Top of Excerpted records

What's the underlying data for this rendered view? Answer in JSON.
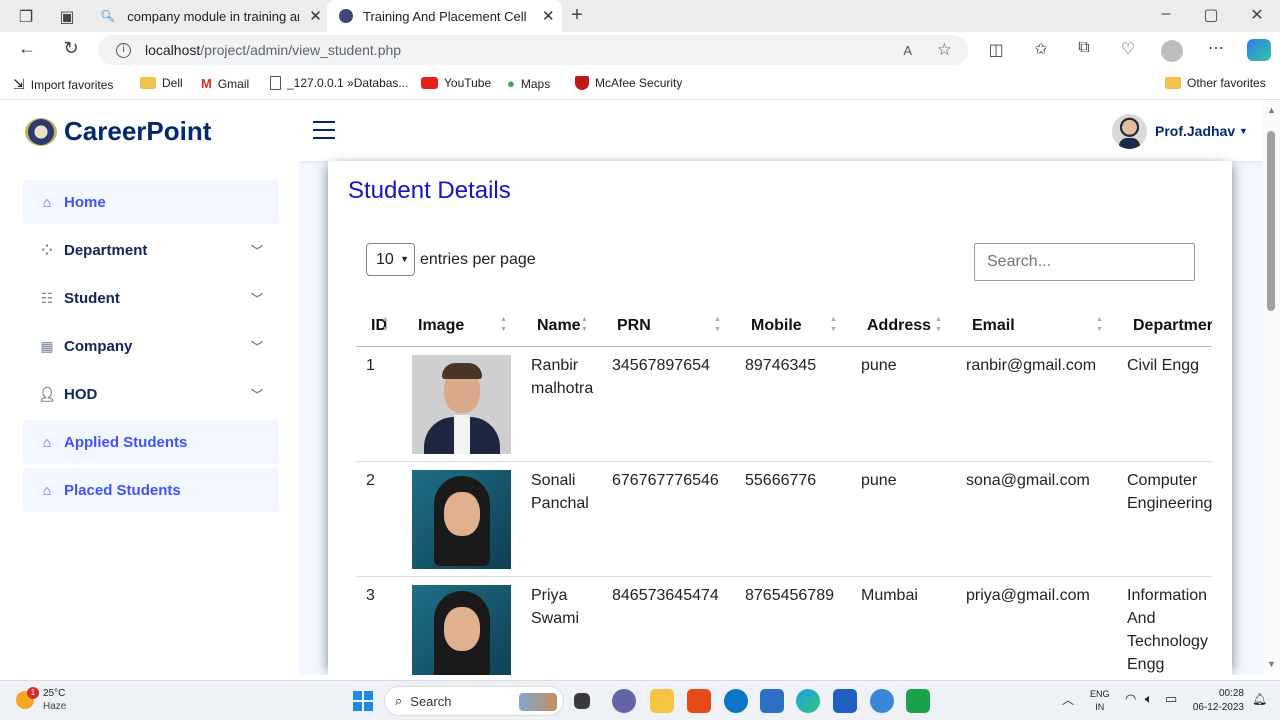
{
  "browser": {
    "tabs": [
      {
        "title": "company module in training and"
      },
      {
        "title": "Training And Placement Cell"
      }
    ],
    "url_host": "localhost",
    "url_path": "/project/admin/view_student.php",
    "favorites": [
      "Import favorites",
      "Dell",
      "Gmail",
      "_127.0.0.1 »Databas...",
      "YouTube",
      "Maps",
      "McAfee Security"
    ],
    "other_favorites": "Other favorites"
  },
  "header": {
    "brand": "CareerPoint",
    "user": "Prof.Jadhav"
  },
  "sidebar": {
    "items": [
      {
        "label": "Home"
      },
      {
        "label": "Department"
      },
      {
        "label": "Student"
      },
      {
        "label": "Company"
      },
      {
        "label": "HOD"
      },
      {
        "label": "Applied Students"
      },
      {
        "label": "Placed Students"
      }
    ]
  },
  "main": {
    "title": "Student Details",
    "entries_value": "10",
    "entries_label": "entries per page",
    "search_placeholder": "Search...",
    "columns": [
      "ID",
      "Image",
      "Name",
      "PRN",
      "Mobile",
      "Address",
      "Email",
      "Departmer"
    ],
    "rows": [
      {
        "id": "1",
        "name": [
          "Ranbir",
          "malhotra"
        ],
        "prn": "34567897654",
        "mobile": "89746345",
        "address": "pune",
        "email": "ranbir@gmail.com",
        "dept": [
          "Civil Engg"
        ]
      },
      {
        "id": "2",
        "name": [
          "Sonali",
          "Panchal"
        ],
        "prn": "676767776546",
        "mobile": "55666776",
        "address": "pune",
        "email": "sona@gmail.com",
        "dept": [
          "Computer",
          "Engineering"
        ]
      },
      {
        "id": "3",
        "name": [
          "Priya",
          "Swami"
        ],
        "prn": "846573645474",
        "mobile": "8765456789",
        "address": "Mumbai",
        "email": "priya@gmail.com",
        "dept": [
          "Information",
          "And",
          "Technology",
          "Engg"
        ]
      }
    ]
  },
  "taskbar": {
    "temp": "25°C",
    "weather": "Haze",
    "badge": "1",
    "search": "Search",
    "lang1": "ENG",
    "lang2": "IN",
    "time": "00:28",
    "date": "06-12-2023"
  }
}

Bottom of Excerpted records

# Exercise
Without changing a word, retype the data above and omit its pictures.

# Problem solution
What's the underlying data for this rendered view? Answer in JSON.
{
  "browser": {
    "tabs": [
      {
        "title": "company module in training and"
      },
      {
        "title": "Training And Placement Cell"
      }
    ],
    "url_host": "localhost",
    "url_path": "/project/admin/view_student.php",
    "favorites": [
      "Import favorites",
      "Dell",
      "Gmail",
      "_127.0.0.1 »Databas...",
      "YouTube",
      "Maps",
      "McAfee Security"
    ],
    "other_favorites": "Other favorites"
  },
  "header": {
    "brand": "CareerPoint",
    "user": "Prof.Jadhav"
  },
  "sidebar": {
    "items": [
      {
        "label": "Home"
      },
      {
        "label": "Department"
      },
      {
        "label": "Student"
      },
      {
        "label": "Company"
      },
      {
        "label": "HOD"
      },
      {
        "label": "Applied Students"
      },
      {
        "label": "Placed Students"
      }
    ]
  },
  "main": {
    "title": "Student Details",
    "entries_value": "10",
    "entries_label": "entries per page",
    "search_placeholder": "Search...",
    "columns": [
      "ID",
      "Image",
      "Name",
      "PRN",
      "Mobile",
      "Address",
      "Email",
      "Departmer"
    ],
    "rows": [
      {
        "id": "1",
        "name": [
          "Ranbir",
          "malhotra"
        ],
        "prn": "34567897654",
        "mobile": "89746345",
        "address": "pune",
        "email": "ranbir@gmail.com",
        "dept": [
          "Civil Engg"
        ]
      },
      {
        "id": "2",
        "name": [
          "Sonali",
          "Panchal"
        ],
        "prn": "676767776546",
        "mobile": "55666776",
        "address": "pune",
        "email": "sona@gmail.com",
        "dept": [
          "Computer",
          "Engineering"
        ]
      },
      {
        "id": "3",
        "name": [
          "Priya",
          "Swami"
        ],
        "prn": "846573645474",
        "mobile": "8765456789",
        "address": "Mumbai",
        "email": "priya@gmail.com",
        "dept": [
          "Information",
          "And",
          "Technology",
          "Engg"
        ]
      }
    ]
  },
  "taskbar": {
    "temp": "25°C",
    "weather": "Haze",
    "badge": "1",
    "search": "Search",
    "lang1": "ENG",
    "lang2": "IN",
    "time": "00:28",
    "date": "06-12-2023"
  }
}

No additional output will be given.